(Entries from a dataset of interfaces)
┄┄┄┄┄┄┄┄┄┄┄┄┄┄┄┄┄┄┄┄

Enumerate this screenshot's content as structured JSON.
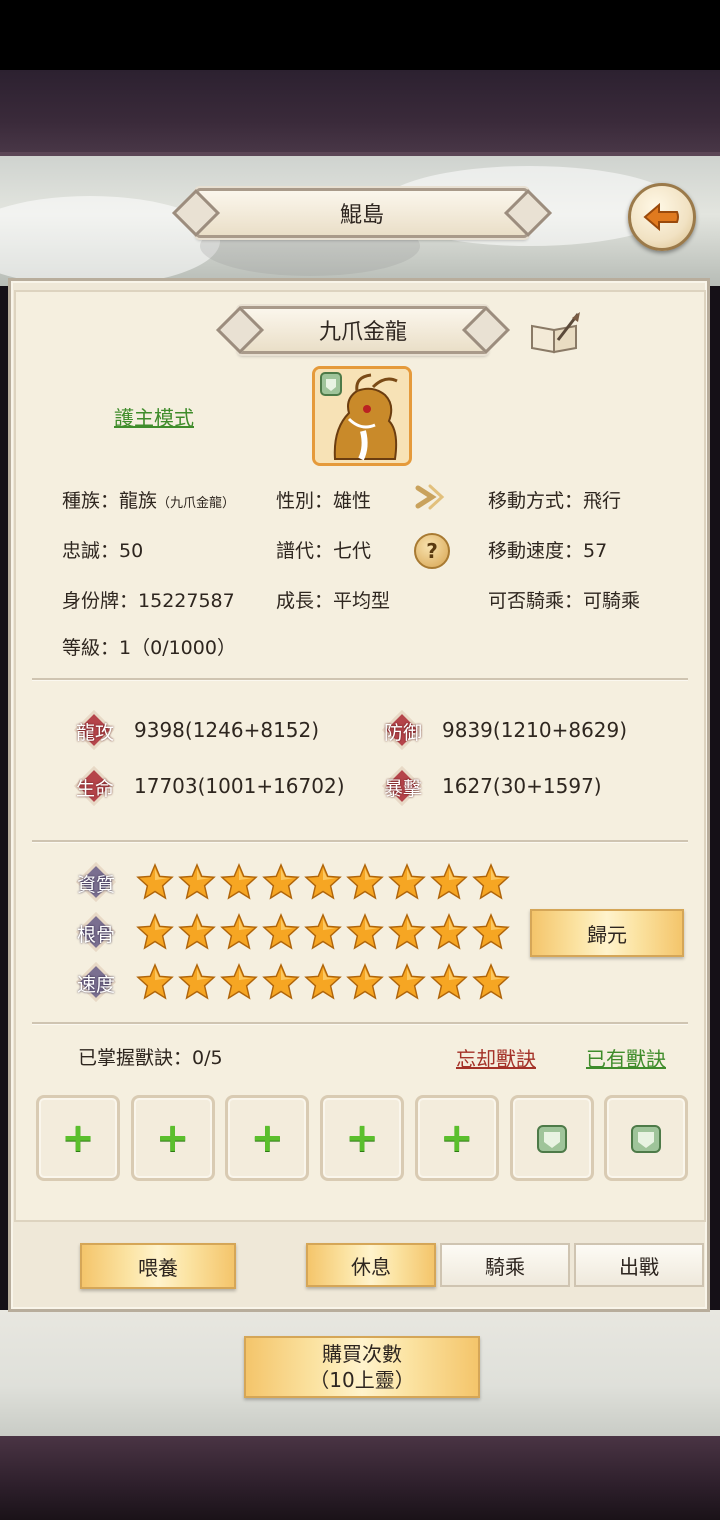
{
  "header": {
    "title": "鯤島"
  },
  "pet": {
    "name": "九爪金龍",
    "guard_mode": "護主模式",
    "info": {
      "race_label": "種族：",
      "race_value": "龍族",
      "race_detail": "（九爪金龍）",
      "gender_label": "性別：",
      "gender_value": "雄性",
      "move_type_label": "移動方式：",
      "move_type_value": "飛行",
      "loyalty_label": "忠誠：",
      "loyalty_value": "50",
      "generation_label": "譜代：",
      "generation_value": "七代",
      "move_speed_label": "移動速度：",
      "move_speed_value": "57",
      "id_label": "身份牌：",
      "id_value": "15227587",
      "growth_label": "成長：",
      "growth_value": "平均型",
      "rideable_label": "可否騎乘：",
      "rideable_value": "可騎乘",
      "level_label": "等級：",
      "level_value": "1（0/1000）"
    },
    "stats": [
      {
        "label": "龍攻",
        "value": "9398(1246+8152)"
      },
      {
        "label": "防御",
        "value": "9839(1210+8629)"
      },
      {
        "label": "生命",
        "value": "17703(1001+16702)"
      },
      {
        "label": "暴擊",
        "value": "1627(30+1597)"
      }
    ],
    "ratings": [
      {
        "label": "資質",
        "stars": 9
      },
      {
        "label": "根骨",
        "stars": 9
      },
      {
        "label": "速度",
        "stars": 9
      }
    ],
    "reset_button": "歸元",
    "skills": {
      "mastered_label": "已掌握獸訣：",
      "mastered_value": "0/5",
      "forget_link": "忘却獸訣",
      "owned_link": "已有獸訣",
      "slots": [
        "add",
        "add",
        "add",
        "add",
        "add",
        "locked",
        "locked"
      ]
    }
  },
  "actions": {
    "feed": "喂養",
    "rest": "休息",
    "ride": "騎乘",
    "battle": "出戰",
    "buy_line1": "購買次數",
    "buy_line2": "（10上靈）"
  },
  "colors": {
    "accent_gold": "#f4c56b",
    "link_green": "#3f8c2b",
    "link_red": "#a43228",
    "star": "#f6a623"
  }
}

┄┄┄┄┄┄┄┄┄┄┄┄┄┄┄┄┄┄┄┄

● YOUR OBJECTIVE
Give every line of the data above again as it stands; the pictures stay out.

● ANSWER BOX
Enumerate this screenshot's content as structured JSON.
{
  "header": {
    "title": "鯤島"
  },
  "pet": {
    "name": "九爪金龍",
    "guard_mode": "護主模式",
    "info": {
      "race_label": "種族：",
      "race_value": "龍族",
      "race_detail": "（九爪金龍）",
      "gender_label": "性別：",
      "gender_value": "雄性",
      "move_type_label": "移動方式：",
      "move_type_value": "飛行",
      "loyalty_label": "忠誠：",
      "loyalty_value": "50",
      "generation_label": "譜代：",
      "generation_value": "七代",
      "move_speed_label": "移動速度：",
      "move_speed_value": "57",
      "id_label": "身份牌：",
      "id_value": "15227587",
      "growth_label": "成長：",
      "growth_value": "平均型",
      "rideable_label": "可否騎乘：",
      "rideable_value": "可騎乘",
      "level_label": "等級：",
      "level_value": "1（0/1000）"
    },
    "stats": [
      {
        "label": "龍攻",
        "value": "9398(1246+8152)"
      },
      {
        "label": "防御",
        "value": "9839(1210+8629)"
      },
      {
        "label": "生命",
        "value": "17703(1001+16702)"
      },
      {
        "label": "暴擊",
        "value": "1627(30+1597)"
      }
    ],
    "ratings": [
      {
        "label": "資質",
        "stars": 9
      },
      {
        "label": "根骨",
        "stars": 9
      },
      {
        "label": "速度",
        "stars": 9
      }
    ],
    "reset_button": "歸元",
    "skills": {
      "mastered_label": "已掌握獸訣：",
      "mastered_value": "0/5",
      "forget_link": "忘却獸訣",
      "owned_link": "已有獸訣",
      "slots": [
        "add",
        "add",
        "add",
        "add",
        "add",
        "locked",
        "locked"
      ]
    }
  },
  "actions": {
    "feed": "喂養",
    "rest": "休息",
    "ride": "騎乘",
    "battle": "出戰",
    "buy_line1": "購買次數",
    "buy_line2": "（10上靈）"
  },
  "colors": {
    "accent_gold": "#f4c56b",
    "link_green": "#3f8c2b",
    "link_red": "#a43228",
    "star": "#f6a623"
  }
}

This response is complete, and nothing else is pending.